Jenny Källman – Lounge
text by Nina Øverli
“Traditionally and historically photography has conveyed some kind of truth, though what’s not always discussed is the feeling of the actual – the struggles going on outside of the frame, before and after each shot.”
“We’re all victims and perpetrators in life.”
Jenny Källman (in conversation with Jeff Rian, Surveillance, 2012)

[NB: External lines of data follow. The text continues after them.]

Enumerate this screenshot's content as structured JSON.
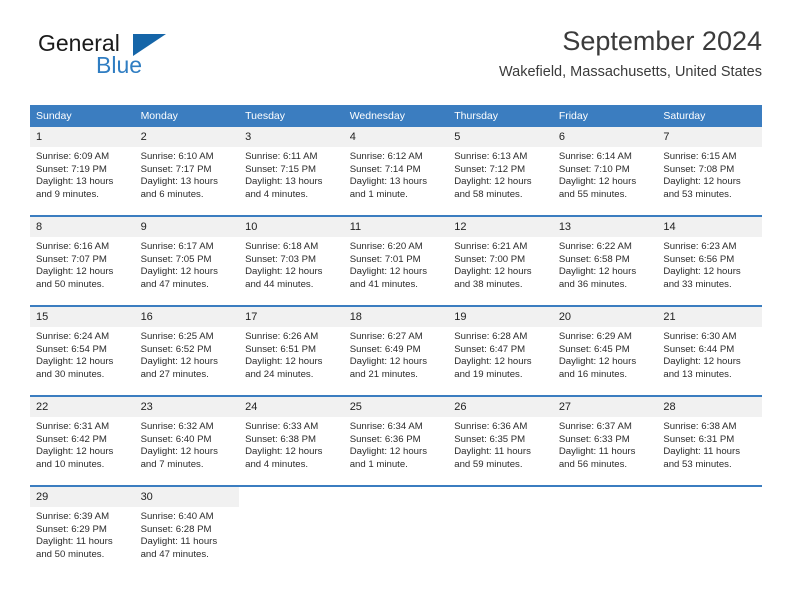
{
  "brand": {
    "name_top": "General",
    "name_bottom": "Blue",
    "triangle_color": "#1565a8",
    "blue_color": "#2f7dc2"
  },
  "header": {
    "title": "September 2024",
    "subtitle": "Wakefield, Massachusetts, United States"
  },
  "theme": {
    "header_blue": "#3b7dc0",
    "daynum_band": "#f1f1f1",
    "text": "#2b2b2b"
  },
  "weekday_headers": [
    "Sunday",
    "Monday",
    "Tuesday",
    "Wednesday",
    "Thursday",
    "Friday",
    "Saturday"
  ],
  "weeks": [
    [
      {
        "day": "1",
        "sunrise": "Sunrise: 6:09 AM",
        "sunset": "Sunset: 7:19 PM",
        "daylight_line1": "Daylight: 13 hours",
        "daylight_line2": "and 9 minutes."
      },
      {
        "day": "2",
        "sunrise": "Sunrise: 6:10 AM",
        "sunset": "Sunset: 7:17 PM",
        "daylight_line1": "Daylight: 13 hours",
        "daylight_line2": "and 6 minutes."
      },
      {
        "day": "3",
        "sunrise": "Sunrise: 6:11 AM",
        "sunset": "Sunset: 7:15 PM",
        "daylight_line1": "Daylight: 13 hours",
        "daylight_line2": "and 4 minutes."
      },
      {
        "day": "4",
        "sunrise": "Sunrise: 6:12 AM",
        "sunset": "Sunset: 7:14 PM",
        "daylight_line1": "Daylight: 13 hours",
        "daylight_line2": "and 1 minute."
      },
      {
        "day": "5",
        "sunrise": "Sunrise: 6:13 AM",
        "sunset": "Sunset: 7:12 PM",
        "daylight_line1": "Daylight: 12 hours",
        "daylight_line2": "and 58 minutes."
      },
      {
        "day": "6",
        "sunrise": "Sunrise: 6:14 AM",
        "sunset": "Sunset: 7:10 PM",
        "daylight_line1": "Daylight: 12 hours",
        "daylight_line2": "and 55 minutes."
      },
      {
        "day": "7",
        "sunrise": "Sunrise: 6:15 AM",
        "sunset": "Sunset: 7:08 PM",
        "daylight_line1": "Daylight: 12 hours",
        "daylight_line2": "and 53 minutes."
      }
    ],
    [
      {
        "day": "8",
        "sunrise": "Sunrise: 6:16 AM",
        "sunset": "Sunset: 7:07 PM",
        "daylight_line1": "Daylight: 12 hours",
        "daylight_line2": "and 50 minutes."
      },
      {
        "day": "9",
        "sunrise": "Sunrise: 6:17 AM",
        "sunset": "Sunset: 7:05 PM",
        "daylight_line1": "Daylight: 12 hours",
        "daylight_line2": "and 47 minutes."
      },
      {
        "day": "10",
        "sunrise": "Sunrise: 6:18 AM",
        "sunset": "Sunset: 7:03 PM",
        "daylight_line1": "Daylight: 12 hours",
        "daylight_line2": "and 44 minutes."
      },
      {
        "day": "11",
        "sunrise": "Sunrise: 6:20 AM",
        "sunset": "Sunset: 7:01 PM",
        "daylight_line1": "Daylight: 12 hours",
        "daylight_line2": "and 41 minutes."
      },
      {
        "day": "12",
        "sunrise": "Sunrise: 6:21 AM",
        "sunset": "Sunset: 7:00 PM",
        "daylight_line1": "Daylight: 12 hours",
        "daylight_line2": "and 38 minutes."
      },
      {
        "day": "13",
        "sunrise": "Sunrise: 6:22 AM",
        "sunset": "Sunset: 6:58 PM",
        "daylight_line1": "Daylight: 12 hours",
        "daylight_line2": "and 36 minutes."
      },
      {
        "day": "14",
        "sunrise": "Sunrise: 6:23 AM",
        "sunset": "Sunset: 6:56 PM",
        "daylight_line1": "Daylight: 12 hours",
        "daylight_line2": "and 33 minutes."
      }
    ],
    [
      {
        "day": "15",
        "sunrise": "Sunrise: 6:24 AM",
        "sunset": "Sunset: 6:54 PM",
        "daylight_line1": "Daylight: 12 hours",
        "daylight_line2": "and 30 minutes."
      },
      {
        "day": "16",
        "sunrise": "Sunrise: 6:25 AM",
        "sunset": "Sunset: 6:52 PM",
        "daylight_line1": "Daylight: 12 hours",
        "daylight_line2": "and 27 minutes."
      },
      {
        "day": "17",
        "sunrise": "Sunrise: 6:26 AM",
        "sunset": "Sunset: 6:51 PM",
        "daylight_line1": "Daylight: 12 hours",
        "daylight_line2": "and 24 minutes."
      },
      {
        "day": "18",
        "sunrise": "Sunrise: 6:27 AM",
        "sunset": "Sunset: 6:49 PM",
        "daylight_line1": "Daylight: 12 hours",
        "daylight_line2": "and 21 minutes."
      },
      {
        "day": "19",
        "sunrise": "Sunrise: 6:28 AM",
        "sunset": "Sunset: 6:47 PM",
        "daylight_line1": "Daylight: 12 hours",
        "daylight_line2": "and 19 minutes."
      },
      {
        "day": "20",
        "sunrise": "Sunrise: 6:29 AM",
        "sunset": "Sunset: 6:45 PM",
        "daylight_line1": "Daylight: 12 hours",
        "daylight_line2": "and 16 minutes."
      },
      {
        "day": "21",
        "sunrise": "Sunrise: 6:30 AM",
        "sunset": "Sunset: 6:44 PM",
        "daylight_line1": "Daylight: 12 hours",
        "daylight_line2": "and 13 minutes."
      }
    ],
    [
      {
        "day": "22",
        "sunrise": "Sunrise: 6:31 AM",
        "sunset": "Sunset: 6:42 PM",
        "daylight_line1": "Daylight: 12 hours",
        "daylight_line2": "and 10 minutes."
      },
      {
        "day": "23",
        "sunrise": "Sunrise: 6:32 AM",
        "sunset": "Sunset: 6:40 PM",
        "daylight_line1": "Daylight: 12 hours",
        "daylight_line2": "and 7 minutes."
      },
      {
        "day": "24",
        "sunrise": "Sunrise: 6:33 AM",
        "sunset": "Sunset: 6:38 PM",
        "daylight_line1": "Daylight: 12 hours",
        "daylight_line2": "and 4 minutes."
      },
      {
        "day": "25",
        "sunrise": "Sunrise: 6:34 AM",
        "sunset": "Sunset: 6:36 PM",
        "daylight_line1": "Daylight: 12 hours",
        "daylight_line2": "and 1 minute."
      },
      {
        "day": "26",
        "sunrise": "Sunrise: 6:36 AM",
        "sunset": "Sunset: 6:35 PM",
        "daylight_line1": "Daylight: 11 hours",
        "daylight_line2": "and 59 minutes."
      },
      {
        "day": "27",
        "sunrise": "Sunrise: 6:37 AM",
        "sunset": "Sunset: 6:33 PM",
        "daylight_line1": "Daylight: 11 hours",
        "daylight_line2": "and 56 minutes."
      },
      {
        "day": "28",
        "sunrise": "Sunrise: 6:38 AM",
        "sunset": "Sunset: 6:31 PM",
        "daylight_line1": "Daylight: 11 hours",
        "daylight_line2": "and 53 minutes."
      }
    ],
    [
      {
        "day": "29",
        "sunrise": "Sunrise: 6:39 AM",
        "sunset": "Sunset: 6:29 PM",
        "daylight_line1": "Daylight: 11 hours",
        "daylight_line2": "and 50 minutes."
      },
      {
        "day": "30",
        "sunrise": "Sunrise: 6:40 AM",
        "sunset": "Sunset: 6:28 PM",
        "daylight_line1": "Daylight: 11 hours",
        "daylight_line2": "and 47 minutes."
      },
      {
        "day": "",
        "sunrise": "",
        "sunset": "",
        "daylight_line1": "",
        "daylight_line2": ""
      },
      {
        "day": "",
        "sunrise": "",
        "sunset": "",
        "daylight_line1": "",
        "daylight_line2": ""
      },
      {
        "day": "",
        "sunrise": "",
        "sunset": "",
        "daylight_line1": "",
        "daylight_line2": ""
      },
      {
        "day": "",
        "sunrise": "",
        "sunset": "",
        "daylight_line1": "",
        "daylight_line2": ""
      },
      {
        "day": "",
        "sunrise": "",
        "sunset": "",
        "daylight_line1": "",
        "daylight_line2": ""
      }
    ]
  ]
}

In her new body of work, Jenny Källman investigates a type of space and a world that remains closed to most of us; the prison cell. Working not only with still photography, but also with sound, music, and the moving image, she opens these spaces up to a mode of representation other than the strictly documentary. Several of these works have been made inside a prison for young offenders. But where a traditional documentary approach would simply reveal these spaces to us in all their starkness, Källman makes use of a form of abstraction that has a stronger capacity to describe the complexities inherent in the condition of confinement. Here, the use of geometric shapes, mirrors, darkness, and reflections, causes individual features to become indistinct, and creates a series of tensions between the generic and the particular that are both intensely appealing and strangely frightening. Through her deliberate use of abstraction, Källman manages to convey a sense of entrapment, of loops of thought caught up in a circular movement of repetition, and of endless games constructed to challenge and undo these traps.
The title of the series, Lounge, is an ironic take on the open-ended time and the shared social spaces of the prison as an institution. Here, the words “lounge” and “lounging,” stand in direct opposition to their usual connotations of comfort and leisure. One of these works was made based on conversations and visits with one particular young boy in prison, carried out during the year leading up to the works first being shown. The film that came out of these meetings shows part of his figure, obscured by the darkness and the camera angle. The boy’s personality is present in his voice, as he hums a tune and sings, his voice resonating through the yellow-tinged darkness of the prison cell. Made in close collaboration with the young boy, this is his own song that he is singing, and these are his own choices that have been allowed to affect the outcome. The experience of watching him feels intimate, because through the making of this film, a room is constructed where the young boy can take up space, acting temporarily outside of the walls of his own confinement.
As a starting point for this body of work, Källman set out to explore the spaces of the prison from an immediately physical vantage point. She entered the prison room with the notion of it being much like a camera, where light is only allowed inside in controlled portions. But what comes out of her visual engagement with these spaces is a much more complex set of questions that have to do with the human spirit in confinement. What grows out of the darkness experienced here, out of these tiny flickers of light reflected in mirrors and other shiny surfaces? What can these endless loops, signifiers of isolation and confinement, actually produce? To most of us the significance of prison spaces only exists at the very edge of our consciousness, too problematic to begin to grasp. What lies in the privilege of choosing where to be? What happens when a person’s scope of action is limited to the very narrowest of spaces, when their choices are minimized?
In these new works, Källman explores and visualizes the subjective experience of being confined. She gives visual and sonic shape to the prison cell and the person enclosed within it. The imagery carries a sense of surveillance characteristic of much of Källman’s work; a sense of being involuntarily or subconsciously watched. In confinement, basic choices become important. Using the simplest of means – light, reflection, sound, voice, rhythm, and space – Källman conveys a sense of humanity restricted, and a sense of a spirit bound up.
Given only the most minimal of spaces to act out one’s individuality, any significant sense of scope and potential will naturally be greatly diminished. In these works, the struggle to assert some kind of independence is expressed through the capturing of a persistent ability to maintain and re-create a space – even from within the condition of confinement. Through the use of sound, music, the moving and the still image, Källman constructs a stage for the tiniest gestures of individuality to unfold. In her deliberate representation of the smallest of actions and movements – actions that often only point back towards an isolated self – what seems to prevail is each individual’s inherent ability to re-define a space within his or her own vision. As such, these are images of hope and dignity. They quietly convey an intimate knowledge of our ability to make active use of space and of our own particular situation within it.
This, after all, may be the very core within us that makes confinement possible to endure.